For one, the company isn’t quite as consumer-oriented as investors seem to think, and it’s been moving away from commoditized products found in mass-market electronics to more high-performance components used in industries including defense, medical technology and electric vehicles. That helped power a rise in adjusted earnings per share to $1.53 last year from 88 cents in 2017.

Another factor is that although sales for microphones that go into computers have been slowing, they are coming down from a frenzy in 2020-21, when people started working from home in droves after the onset of the Covid-19 pandemic. Knowles’ computing end-market remains stronger than it was in 2019 as an enduring trend in video conferencing requires users to upgrade their equipment.

Yoon also points to new secular growth. Consumers are increasingly demanding gizmos they can talk to: computers, remote controls, household appliances. Another development that plays to Knowles’ strength is its traditional hearing-aid business: the U.S. government has recently approved over-the-counter sales, which should boost the market in part by making it easier for people to begin wearing the units at younger ages.

In addition, Knowles makes ceramic capacitors and electromagnetic interference filters that could benefit from radar-system upgrades, new communications satellites, the buildout of 5G telecom systems and rising use of implantable medical devices.
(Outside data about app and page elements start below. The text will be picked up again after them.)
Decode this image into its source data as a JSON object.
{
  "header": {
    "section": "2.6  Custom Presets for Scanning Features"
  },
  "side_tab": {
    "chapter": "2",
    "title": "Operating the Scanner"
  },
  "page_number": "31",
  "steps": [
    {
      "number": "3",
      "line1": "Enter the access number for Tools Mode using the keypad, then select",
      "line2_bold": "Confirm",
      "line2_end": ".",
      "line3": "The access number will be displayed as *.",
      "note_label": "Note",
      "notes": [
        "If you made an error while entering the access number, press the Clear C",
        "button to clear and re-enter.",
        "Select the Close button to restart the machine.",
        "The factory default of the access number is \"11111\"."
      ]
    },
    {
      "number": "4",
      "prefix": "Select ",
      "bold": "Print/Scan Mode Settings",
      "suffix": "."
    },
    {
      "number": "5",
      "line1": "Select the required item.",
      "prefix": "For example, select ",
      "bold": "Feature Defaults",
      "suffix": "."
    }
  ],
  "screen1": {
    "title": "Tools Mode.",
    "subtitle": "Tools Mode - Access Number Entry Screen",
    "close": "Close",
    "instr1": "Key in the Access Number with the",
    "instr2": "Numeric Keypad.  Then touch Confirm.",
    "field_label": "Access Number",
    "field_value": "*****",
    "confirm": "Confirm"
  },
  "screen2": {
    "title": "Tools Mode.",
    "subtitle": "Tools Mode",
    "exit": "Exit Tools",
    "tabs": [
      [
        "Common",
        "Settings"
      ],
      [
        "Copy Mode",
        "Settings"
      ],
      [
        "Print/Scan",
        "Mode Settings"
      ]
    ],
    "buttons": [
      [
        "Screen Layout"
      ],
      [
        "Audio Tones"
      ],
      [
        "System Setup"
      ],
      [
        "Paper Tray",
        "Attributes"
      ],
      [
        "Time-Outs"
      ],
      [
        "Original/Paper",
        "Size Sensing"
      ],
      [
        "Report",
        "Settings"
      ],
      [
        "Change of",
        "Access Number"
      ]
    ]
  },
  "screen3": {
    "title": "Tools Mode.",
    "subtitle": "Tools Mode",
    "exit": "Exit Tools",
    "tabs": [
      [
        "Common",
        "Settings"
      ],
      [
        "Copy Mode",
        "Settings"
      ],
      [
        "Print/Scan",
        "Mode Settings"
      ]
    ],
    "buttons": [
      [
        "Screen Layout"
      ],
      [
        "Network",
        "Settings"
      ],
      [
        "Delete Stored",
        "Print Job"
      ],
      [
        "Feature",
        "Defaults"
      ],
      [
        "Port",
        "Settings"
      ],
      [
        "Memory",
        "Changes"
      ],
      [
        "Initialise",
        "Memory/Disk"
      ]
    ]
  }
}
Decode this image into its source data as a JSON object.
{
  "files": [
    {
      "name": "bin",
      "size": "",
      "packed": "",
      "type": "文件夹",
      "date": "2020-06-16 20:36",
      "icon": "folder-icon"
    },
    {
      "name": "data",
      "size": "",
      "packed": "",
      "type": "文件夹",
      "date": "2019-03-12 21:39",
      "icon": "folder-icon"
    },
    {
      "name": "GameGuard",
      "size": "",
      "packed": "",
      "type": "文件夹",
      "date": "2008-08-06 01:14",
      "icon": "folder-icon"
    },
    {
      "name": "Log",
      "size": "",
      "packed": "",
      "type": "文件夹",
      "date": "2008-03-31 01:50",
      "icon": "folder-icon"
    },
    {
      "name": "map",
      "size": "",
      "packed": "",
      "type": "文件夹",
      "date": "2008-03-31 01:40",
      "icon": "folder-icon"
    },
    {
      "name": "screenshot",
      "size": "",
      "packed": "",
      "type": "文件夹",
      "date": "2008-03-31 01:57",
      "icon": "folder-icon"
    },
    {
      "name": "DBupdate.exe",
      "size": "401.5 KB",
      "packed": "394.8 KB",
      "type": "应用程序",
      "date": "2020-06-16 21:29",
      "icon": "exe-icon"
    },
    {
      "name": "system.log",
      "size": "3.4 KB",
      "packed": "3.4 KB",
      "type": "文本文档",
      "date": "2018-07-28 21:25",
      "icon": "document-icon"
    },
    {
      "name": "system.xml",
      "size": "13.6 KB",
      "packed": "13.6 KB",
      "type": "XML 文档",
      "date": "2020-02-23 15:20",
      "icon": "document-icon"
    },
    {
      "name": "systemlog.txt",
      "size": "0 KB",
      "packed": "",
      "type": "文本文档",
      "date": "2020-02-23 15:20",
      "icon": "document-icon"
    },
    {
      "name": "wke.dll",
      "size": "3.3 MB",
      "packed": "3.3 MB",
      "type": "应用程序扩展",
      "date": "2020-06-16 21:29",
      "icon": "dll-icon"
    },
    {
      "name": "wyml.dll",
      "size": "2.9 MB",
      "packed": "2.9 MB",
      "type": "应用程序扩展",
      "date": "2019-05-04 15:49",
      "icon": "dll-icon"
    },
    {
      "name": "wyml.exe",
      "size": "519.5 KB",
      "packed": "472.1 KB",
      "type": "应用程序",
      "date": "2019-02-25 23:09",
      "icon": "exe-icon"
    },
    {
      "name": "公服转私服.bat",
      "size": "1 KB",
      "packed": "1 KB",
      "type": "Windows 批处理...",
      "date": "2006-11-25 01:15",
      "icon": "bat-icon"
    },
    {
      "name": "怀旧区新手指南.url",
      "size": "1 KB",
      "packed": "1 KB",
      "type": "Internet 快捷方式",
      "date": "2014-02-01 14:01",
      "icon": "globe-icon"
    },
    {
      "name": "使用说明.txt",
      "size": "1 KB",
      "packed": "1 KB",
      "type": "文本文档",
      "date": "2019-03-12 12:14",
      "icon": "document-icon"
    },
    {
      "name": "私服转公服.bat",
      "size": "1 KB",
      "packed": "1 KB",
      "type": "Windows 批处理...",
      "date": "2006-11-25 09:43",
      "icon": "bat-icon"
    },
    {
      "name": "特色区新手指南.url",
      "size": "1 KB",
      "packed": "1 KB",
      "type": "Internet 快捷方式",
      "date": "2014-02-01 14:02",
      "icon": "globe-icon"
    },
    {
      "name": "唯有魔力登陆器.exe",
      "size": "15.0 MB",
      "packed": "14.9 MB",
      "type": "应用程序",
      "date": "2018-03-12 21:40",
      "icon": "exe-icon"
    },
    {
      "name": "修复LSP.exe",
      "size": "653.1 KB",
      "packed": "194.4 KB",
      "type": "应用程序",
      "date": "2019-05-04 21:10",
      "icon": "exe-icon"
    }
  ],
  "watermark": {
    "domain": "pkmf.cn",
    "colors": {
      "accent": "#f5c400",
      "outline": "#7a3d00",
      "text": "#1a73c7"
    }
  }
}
Knowles has suggested EPS could grow about 50% to more than $2.50 a share by 2025. Based on how depressed he thinks they currently are, Yoon sees even better prospects for the company’s shares, currently trading around $16.50.